§ **Dataset content**
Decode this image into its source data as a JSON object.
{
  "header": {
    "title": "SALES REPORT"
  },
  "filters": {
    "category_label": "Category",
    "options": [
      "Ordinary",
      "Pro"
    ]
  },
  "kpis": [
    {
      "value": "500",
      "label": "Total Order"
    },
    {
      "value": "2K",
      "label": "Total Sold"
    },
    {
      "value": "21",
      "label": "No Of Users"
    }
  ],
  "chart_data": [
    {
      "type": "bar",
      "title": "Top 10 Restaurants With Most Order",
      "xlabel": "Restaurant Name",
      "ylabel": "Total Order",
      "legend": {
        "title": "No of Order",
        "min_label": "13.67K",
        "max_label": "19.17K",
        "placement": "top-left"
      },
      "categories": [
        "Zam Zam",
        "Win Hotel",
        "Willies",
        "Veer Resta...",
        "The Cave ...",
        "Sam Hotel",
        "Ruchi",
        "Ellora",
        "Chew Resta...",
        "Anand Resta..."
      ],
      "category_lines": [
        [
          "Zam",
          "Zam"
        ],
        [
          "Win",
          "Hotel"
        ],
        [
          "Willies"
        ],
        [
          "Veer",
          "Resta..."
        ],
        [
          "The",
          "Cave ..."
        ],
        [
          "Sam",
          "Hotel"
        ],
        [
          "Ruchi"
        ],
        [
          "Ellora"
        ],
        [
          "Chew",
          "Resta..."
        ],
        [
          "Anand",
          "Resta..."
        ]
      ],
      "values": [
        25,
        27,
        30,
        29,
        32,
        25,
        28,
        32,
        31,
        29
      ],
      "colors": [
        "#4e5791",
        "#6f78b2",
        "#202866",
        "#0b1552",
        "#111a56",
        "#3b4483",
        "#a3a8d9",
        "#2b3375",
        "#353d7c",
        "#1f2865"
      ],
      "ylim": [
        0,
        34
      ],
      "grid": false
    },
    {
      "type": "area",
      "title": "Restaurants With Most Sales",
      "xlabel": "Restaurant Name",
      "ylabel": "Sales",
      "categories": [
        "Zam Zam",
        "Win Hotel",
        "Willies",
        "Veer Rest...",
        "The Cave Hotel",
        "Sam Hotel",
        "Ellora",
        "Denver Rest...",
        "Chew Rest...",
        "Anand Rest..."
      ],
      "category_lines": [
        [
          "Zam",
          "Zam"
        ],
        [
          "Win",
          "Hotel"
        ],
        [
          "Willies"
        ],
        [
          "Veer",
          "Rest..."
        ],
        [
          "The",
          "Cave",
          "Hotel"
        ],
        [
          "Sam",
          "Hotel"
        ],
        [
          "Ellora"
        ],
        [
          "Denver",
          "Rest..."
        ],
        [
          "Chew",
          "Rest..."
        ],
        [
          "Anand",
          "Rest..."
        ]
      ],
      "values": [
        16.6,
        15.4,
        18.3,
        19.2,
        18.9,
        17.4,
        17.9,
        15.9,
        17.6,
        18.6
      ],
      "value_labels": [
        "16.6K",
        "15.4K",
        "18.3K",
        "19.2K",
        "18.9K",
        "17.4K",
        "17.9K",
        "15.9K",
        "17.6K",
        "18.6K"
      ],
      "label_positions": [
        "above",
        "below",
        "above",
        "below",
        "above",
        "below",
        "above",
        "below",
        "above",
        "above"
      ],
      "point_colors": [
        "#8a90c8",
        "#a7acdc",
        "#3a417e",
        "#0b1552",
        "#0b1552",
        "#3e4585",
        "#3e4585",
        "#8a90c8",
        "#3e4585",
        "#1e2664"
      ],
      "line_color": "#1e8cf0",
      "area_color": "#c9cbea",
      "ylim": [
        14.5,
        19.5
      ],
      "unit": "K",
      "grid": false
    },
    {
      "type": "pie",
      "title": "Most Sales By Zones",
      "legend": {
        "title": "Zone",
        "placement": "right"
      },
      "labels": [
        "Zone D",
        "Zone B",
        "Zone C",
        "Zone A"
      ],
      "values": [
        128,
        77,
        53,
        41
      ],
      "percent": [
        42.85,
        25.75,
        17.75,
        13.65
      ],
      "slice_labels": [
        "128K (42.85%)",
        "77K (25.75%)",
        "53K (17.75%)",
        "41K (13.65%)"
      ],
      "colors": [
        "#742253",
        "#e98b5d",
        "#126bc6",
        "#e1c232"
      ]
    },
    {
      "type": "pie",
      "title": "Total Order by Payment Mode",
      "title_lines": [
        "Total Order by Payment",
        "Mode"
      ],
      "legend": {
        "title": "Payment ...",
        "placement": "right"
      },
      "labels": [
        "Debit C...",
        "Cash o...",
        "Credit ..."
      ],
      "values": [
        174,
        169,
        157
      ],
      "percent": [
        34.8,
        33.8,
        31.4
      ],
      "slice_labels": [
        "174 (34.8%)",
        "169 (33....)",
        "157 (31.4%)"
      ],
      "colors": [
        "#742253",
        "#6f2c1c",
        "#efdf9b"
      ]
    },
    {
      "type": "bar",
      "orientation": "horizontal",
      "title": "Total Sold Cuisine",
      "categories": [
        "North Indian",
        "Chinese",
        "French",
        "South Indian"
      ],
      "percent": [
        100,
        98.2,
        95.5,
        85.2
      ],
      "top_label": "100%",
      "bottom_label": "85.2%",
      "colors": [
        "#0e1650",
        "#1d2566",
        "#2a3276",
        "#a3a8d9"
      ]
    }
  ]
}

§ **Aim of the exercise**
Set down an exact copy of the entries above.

§ **Output of the task**
Decode this image into its source data as a JSON object.
{
  "header": {
    "title": "SALES REPORT"
  },
  "filters": {
    "category_label": "Category",
    "options": [
      "Ordinary",
      "Pro"
    ]
  },
  "kpis": [
    {
      "value": "500",
      "label": "Total Order"
    },
    {
      "value": "2K",
      "label": "Total Sold"
    },
    {
      "value": "21",
      "label": "No Of Users"
    }
  ],
  "chart_data": [
    {
      "type": "bar",
      "title": "Top 10 Restaurants With Most Order",
      "xlabel": "Restaurant Name",
      "ylabel": "Total Order",
      "legend": {
        "title": "No of Order",
        "min_label": "13.67K",
        "max_label": "19.17K",
        "placement": "top-left"
      },
      "categories": [
        "Zam Zam",
        "Win Hotel",
        "Willies",
        "Veer Resta...",
        "The Cave ...",
        "Sam Hotel",
        "Ruchi",
        "Ellora",
        "Chew Resta...",
        "Anand Resta..."
      ],
      "category_lines": [
        [
          "Zam",
          "Zam"
        ],
        [
          "Win",
          "Hotel"
        ],
        [
          "Willies"
        ],
        [
          "Veer",
          "Resta..."
        ],
        [
          "The",
          "Cave ..."
        ],
        [
          "Sam",
          "Hotel"
        ],
        [
          "Ruchi"
        ],
        [
          "Ellora"
        ],
        [
          "Chew",
          "Resta..."
        ],
        [
          "Anand",
          "Resta..."
        ]
      ],
      "values": [
        25,
        27,
        30,
        29,
        32,
        25,
        28,
        32,
        31,
        29
      ],
      "colors": [
        "#4e5791",
        "#6f78b2",
        "#202866",
        "#0b1552",
        "#111a56",
        "#3b4483",
        "#a3a8d9",
        "#2b3375",
        "#353d7c",
        "#1f2865"
      ],
      "ylim": [
        0,
        34
      ],
      "grid": false
    },
    {
      "type": "area",
      "title": "Restaurants With Most Sales",
      "xlabel": "Restaurant Name",
      "ylabel": "Sales",
      "categories": [
        "Zam Zam",
        "Win Hotel",
        "Willies",
        "Veer Rest...",
        "The Cave Hotel",
        "Sam Hotel",
        "Ellora",
        "Denver Rest...",
        "Chew Rest...",
        "Anand Rest..."
      ],
      "category_lines": [
        [
          "Zam",
          "Zam"
        ],
        [
          "Win",
          "Hotel"
        ],
        [
          "Willies"
        ],
        [
          "Veer",
          "Rest..."
        ],
        [
          "The",
          "Cave",
          "Hotel"
        ],
        [
          "Sam",
          "Hotel"
        ],
        [
          "Ellora"
        ],
        [
          "Denver",
          "Rest..."
        ],
        [
          "Chew",
          "Rest..."
        ],
        [
          "Anand",
          "Rest..."
        ]
      ],
      "values": [
        16.6,
        15.4,
        18.3,
        19.2,
        18.9,
        17.4,
        17.9,
        15.9,
        17.6,
        18.6
      ],
      "value_labels": [
        "16.6K",
        "15.4K",
        "18.3K",
        "19.2K",
        "18.9K",
        "17.4K",
        "17.9K",
        "15.9K",
        "17.6K",
        "18.6K"
      ],
      "label_positions": [
        "above",
        "below",
        "above",
        "below",
        "above",
        "below",
        "above",
        "below",
        "above",
        "above"
      ],
      "point_colors": [
        "#8a90c8",
        "#a7acdc",
        "#3a417e",
        "#0b1552",
        "#0b1552",
        "#3e4585",
        "#3e4585",
        "#8a90c8",
        "#3e4585",
        "#1e2664"
      ],
      "line_color": "#1e8cf0",
      "area_color": "#c9cbea",
      "ylim": [
        14.5,
        19.5
      ],
      "unit": "K",
      "grid": false
    },
    {
      "type": "pie",
      "title": "Most Sales By Zones",
      "legend": {
        "title": "Zone",
        "placement": "right"
      },
      "labels": [
        "Zone D",
        "Zone B",
        "Zone C",
        "Zone A"
      ],
      "values": [
        128,
        77,
        53,
        41
      ],
      "percent": [
        42.85,
        25.75,
        17.75,
        13.65
      ],
      "slice_labels": [
        "128K (42.85%)",
        "77K (25.75%)",
        "53K (17.75%)",
        "41K (13.65%)"
      ],
      "colors": [
        "#742253",
        "#e98b5d",
        "#126bc6",
        "#e1c232"
      ]
    },
    {
      "type": "pie",
      "title": "Total Order by Payment Mode",
      "title_lines": [
        "Total Order by Payment",
        "Mode"
      ],
      "legend": {
        "title": "Payment ...",
        "placement": "right"
      },
      "labels": [
        "Debit C...",
        "Cash o...",
        "Credit ..."
      ],
      "values": [
        174,
        169,
        157
      ],
      "percent": [
        34.8,
        33.8,
        31.4
      ],
      "slice_labels": [
        "174 (34.8%)",
        "169 (33....)",
        "157 (31.4%)"
      ],
      "colors": [
        "#742253",
        "#6f2c1c",
        "#efdf9b"
      ]
    },
    {
      "type": "bar",
      "orientation": "horizontal",
      "title": "Total Sold Cuisine",
      "categories": [
        "North Indian",
        "Chinese",
        "French",
        "South Indian"
      ],
      "percent": [
        100,
        98.2,
        95.5,
        85.2
      ],
      "top_label": "100%",
      "bottom_label": "85.2%",
      "colors": [
        "#0e1650",
        "#1d2566",
        "#2a3276",
        "#a3a8d9"
      ]
    }
  ]
}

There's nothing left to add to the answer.